If that is the case, why are we to have no statement on the agreement with Northern Ireland?

Presiding Officer, I ask you to discuss with the First Minister the possibility of his making a statement later this afternoon. After all, we have questions to ask. Members of the Scottish Parliament rightly want to ask a number of questions on the issue and surely they are entitled to nothing less.

Photo of Alex Fergusson Alex Fergusson None

I thank the member for giving me notice of his point of order. However, the First Minister is entirely at liberty to sign agreements with other institutions as he feels fit. Whether he intends to make a statement to the Parliament is a matter for him in the first instance.
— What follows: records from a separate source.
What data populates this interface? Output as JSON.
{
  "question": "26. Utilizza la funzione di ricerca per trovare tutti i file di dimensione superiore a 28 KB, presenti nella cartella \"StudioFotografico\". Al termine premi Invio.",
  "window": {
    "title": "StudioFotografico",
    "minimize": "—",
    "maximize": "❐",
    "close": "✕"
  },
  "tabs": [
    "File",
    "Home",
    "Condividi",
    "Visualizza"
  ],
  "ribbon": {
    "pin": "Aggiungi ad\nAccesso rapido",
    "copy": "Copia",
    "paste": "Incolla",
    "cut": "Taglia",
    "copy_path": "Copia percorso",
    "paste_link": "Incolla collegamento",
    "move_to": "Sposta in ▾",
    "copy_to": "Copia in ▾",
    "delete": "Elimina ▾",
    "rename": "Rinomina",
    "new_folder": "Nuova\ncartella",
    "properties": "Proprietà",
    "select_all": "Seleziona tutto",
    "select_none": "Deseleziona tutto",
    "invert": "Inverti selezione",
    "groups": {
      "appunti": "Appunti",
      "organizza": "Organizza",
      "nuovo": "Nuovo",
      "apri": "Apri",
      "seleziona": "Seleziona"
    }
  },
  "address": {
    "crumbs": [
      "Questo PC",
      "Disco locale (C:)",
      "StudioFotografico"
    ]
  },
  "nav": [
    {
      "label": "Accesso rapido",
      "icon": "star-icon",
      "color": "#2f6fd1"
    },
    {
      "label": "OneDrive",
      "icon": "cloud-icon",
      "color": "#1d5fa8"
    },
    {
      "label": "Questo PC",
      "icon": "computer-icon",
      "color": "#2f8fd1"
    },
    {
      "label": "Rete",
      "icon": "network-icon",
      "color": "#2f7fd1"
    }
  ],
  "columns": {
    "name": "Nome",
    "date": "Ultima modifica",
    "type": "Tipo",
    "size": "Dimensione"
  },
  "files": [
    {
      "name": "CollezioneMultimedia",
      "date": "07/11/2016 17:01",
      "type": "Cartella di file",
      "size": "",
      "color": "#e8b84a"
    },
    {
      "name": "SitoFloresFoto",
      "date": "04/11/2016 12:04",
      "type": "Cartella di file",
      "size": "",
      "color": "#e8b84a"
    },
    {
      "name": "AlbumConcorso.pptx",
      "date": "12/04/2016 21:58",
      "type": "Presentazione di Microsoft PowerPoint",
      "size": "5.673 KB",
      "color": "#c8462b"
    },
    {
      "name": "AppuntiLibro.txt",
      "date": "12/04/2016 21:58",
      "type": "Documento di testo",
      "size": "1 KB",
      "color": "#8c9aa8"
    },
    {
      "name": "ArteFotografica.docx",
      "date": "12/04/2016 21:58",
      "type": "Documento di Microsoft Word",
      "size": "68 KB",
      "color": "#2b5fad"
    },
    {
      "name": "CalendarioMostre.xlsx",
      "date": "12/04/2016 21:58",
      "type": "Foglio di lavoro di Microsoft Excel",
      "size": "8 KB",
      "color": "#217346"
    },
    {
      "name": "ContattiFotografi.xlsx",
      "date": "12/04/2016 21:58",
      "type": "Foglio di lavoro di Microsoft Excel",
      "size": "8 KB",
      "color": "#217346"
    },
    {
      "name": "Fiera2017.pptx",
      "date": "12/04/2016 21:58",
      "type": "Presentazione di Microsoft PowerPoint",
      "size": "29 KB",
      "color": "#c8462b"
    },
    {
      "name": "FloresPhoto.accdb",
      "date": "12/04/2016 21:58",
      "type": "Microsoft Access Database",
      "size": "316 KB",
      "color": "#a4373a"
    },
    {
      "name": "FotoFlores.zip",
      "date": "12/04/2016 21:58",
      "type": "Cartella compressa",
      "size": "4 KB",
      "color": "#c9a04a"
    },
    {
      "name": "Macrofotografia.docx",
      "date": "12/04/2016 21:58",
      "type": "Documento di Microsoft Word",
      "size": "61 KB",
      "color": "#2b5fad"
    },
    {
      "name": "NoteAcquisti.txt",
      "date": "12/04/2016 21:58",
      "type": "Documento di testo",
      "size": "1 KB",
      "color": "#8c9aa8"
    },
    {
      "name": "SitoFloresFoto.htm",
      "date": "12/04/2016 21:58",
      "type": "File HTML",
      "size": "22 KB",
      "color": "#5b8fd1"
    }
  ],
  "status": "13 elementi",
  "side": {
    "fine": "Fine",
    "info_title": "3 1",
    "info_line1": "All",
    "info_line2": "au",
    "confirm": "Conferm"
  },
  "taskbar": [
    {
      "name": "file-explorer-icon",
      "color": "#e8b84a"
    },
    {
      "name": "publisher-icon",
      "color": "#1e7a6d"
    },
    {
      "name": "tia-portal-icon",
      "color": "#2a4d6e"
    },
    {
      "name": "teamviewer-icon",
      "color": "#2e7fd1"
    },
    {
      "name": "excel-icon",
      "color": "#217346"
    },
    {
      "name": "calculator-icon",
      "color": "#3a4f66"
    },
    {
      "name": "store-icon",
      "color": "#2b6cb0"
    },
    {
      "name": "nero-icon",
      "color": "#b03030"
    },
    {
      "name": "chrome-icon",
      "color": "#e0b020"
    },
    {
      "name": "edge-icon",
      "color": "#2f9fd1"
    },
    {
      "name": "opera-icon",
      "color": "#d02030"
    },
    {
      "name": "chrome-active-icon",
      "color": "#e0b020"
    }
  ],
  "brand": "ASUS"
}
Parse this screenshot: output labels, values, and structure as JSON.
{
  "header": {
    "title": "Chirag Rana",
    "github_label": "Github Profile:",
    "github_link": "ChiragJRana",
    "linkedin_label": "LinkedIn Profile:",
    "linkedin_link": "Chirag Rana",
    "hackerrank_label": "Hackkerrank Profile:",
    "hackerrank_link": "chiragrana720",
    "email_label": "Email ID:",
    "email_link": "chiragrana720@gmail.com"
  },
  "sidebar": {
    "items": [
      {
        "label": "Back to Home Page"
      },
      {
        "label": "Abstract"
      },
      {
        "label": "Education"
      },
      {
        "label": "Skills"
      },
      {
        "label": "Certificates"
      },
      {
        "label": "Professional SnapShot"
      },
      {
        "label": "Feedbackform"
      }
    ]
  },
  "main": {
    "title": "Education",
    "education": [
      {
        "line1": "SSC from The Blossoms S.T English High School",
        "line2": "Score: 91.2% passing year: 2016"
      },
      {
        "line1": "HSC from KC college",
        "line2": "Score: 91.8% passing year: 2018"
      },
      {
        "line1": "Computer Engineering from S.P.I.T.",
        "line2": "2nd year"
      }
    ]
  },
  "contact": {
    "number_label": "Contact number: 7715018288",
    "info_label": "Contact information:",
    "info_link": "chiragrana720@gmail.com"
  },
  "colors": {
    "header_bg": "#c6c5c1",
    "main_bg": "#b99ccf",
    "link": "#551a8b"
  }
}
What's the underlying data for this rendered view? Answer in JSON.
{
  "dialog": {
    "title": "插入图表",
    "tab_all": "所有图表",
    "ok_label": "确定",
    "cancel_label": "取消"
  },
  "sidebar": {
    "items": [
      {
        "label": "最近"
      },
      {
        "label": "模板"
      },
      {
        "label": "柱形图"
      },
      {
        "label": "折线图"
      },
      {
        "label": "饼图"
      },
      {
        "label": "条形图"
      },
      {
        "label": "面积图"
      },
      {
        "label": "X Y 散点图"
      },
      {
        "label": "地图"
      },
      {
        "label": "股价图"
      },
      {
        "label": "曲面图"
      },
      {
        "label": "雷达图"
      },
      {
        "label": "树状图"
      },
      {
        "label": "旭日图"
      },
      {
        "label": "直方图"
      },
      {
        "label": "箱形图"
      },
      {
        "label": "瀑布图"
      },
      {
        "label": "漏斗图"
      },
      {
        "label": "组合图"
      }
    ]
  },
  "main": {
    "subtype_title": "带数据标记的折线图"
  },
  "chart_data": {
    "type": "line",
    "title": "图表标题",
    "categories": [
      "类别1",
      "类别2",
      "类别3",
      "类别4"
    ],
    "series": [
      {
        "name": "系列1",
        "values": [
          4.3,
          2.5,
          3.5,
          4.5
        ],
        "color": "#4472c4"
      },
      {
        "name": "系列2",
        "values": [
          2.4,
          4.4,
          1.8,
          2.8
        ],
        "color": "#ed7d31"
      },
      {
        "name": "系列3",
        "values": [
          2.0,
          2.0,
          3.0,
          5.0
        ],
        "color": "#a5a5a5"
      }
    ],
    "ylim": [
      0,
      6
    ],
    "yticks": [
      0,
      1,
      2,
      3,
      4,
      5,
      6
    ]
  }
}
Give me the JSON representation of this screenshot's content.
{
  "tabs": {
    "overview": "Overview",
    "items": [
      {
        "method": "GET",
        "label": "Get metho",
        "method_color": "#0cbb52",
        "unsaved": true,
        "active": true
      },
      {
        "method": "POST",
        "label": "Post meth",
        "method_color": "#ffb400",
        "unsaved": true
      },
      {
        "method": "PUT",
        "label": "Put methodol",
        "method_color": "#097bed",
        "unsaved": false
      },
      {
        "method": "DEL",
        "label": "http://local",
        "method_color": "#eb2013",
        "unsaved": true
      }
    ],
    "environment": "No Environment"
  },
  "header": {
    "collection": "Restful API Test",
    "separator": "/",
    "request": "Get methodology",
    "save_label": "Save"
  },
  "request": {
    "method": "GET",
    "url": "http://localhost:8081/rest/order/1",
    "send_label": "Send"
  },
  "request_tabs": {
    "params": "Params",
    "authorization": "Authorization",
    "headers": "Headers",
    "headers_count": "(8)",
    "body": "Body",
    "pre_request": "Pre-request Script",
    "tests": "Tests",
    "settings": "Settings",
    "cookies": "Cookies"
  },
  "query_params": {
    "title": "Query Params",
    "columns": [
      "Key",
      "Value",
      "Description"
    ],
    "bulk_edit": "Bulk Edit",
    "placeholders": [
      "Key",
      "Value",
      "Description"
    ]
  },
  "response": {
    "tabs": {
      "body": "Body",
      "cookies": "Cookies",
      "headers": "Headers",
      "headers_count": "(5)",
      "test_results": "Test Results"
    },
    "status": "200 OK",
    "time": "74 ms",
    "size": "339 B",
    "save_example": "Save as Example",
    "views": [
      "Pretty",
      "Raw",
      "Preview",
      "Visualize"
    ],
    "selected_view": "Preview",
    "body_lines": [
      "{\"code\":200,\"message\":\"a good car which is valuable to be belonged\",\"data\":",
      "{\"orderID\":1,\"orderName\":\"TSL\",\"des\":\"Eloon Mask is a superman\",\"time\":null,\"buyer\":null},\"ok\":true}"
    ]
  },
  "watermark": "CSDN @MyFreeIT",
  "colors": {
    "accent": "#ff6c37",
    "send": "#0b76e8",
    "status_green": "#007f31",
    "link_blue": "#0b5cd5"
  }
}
There will be opportunities during this and next week's parliamentary debate to put questions to the First Minister.

Photo of Margo MacDonald Margo MacDonald Independent

On a point of order, Presiding Officer. I apologise for making this point, but since George Foulkes has raised the issue of First Ministers taking executive decisions, I would like to know whether the Parliament could also be consulted by the Prime Minister before he signs up to a European constitution by any other name.

Photo of Alex Fergusson Alex Fergusson None

You may have a point, Ms MacDonald, but I do not think that it is a point of order for me.

Photo of Alex Fergusson Alex Fergusson None

You do not have to take three minutes, by the way.

Photo of Lord George Foulkes Lord George Foulkes Labour

I assure my good friend Margo MacDonald that, unlike the First Minister, the Prime Minister is making a statement to Westminster on the issue of the European constitution.

Photo of Alex Fergusson Alex Fergusson None

Again, you may have a point, but it is not a point of order.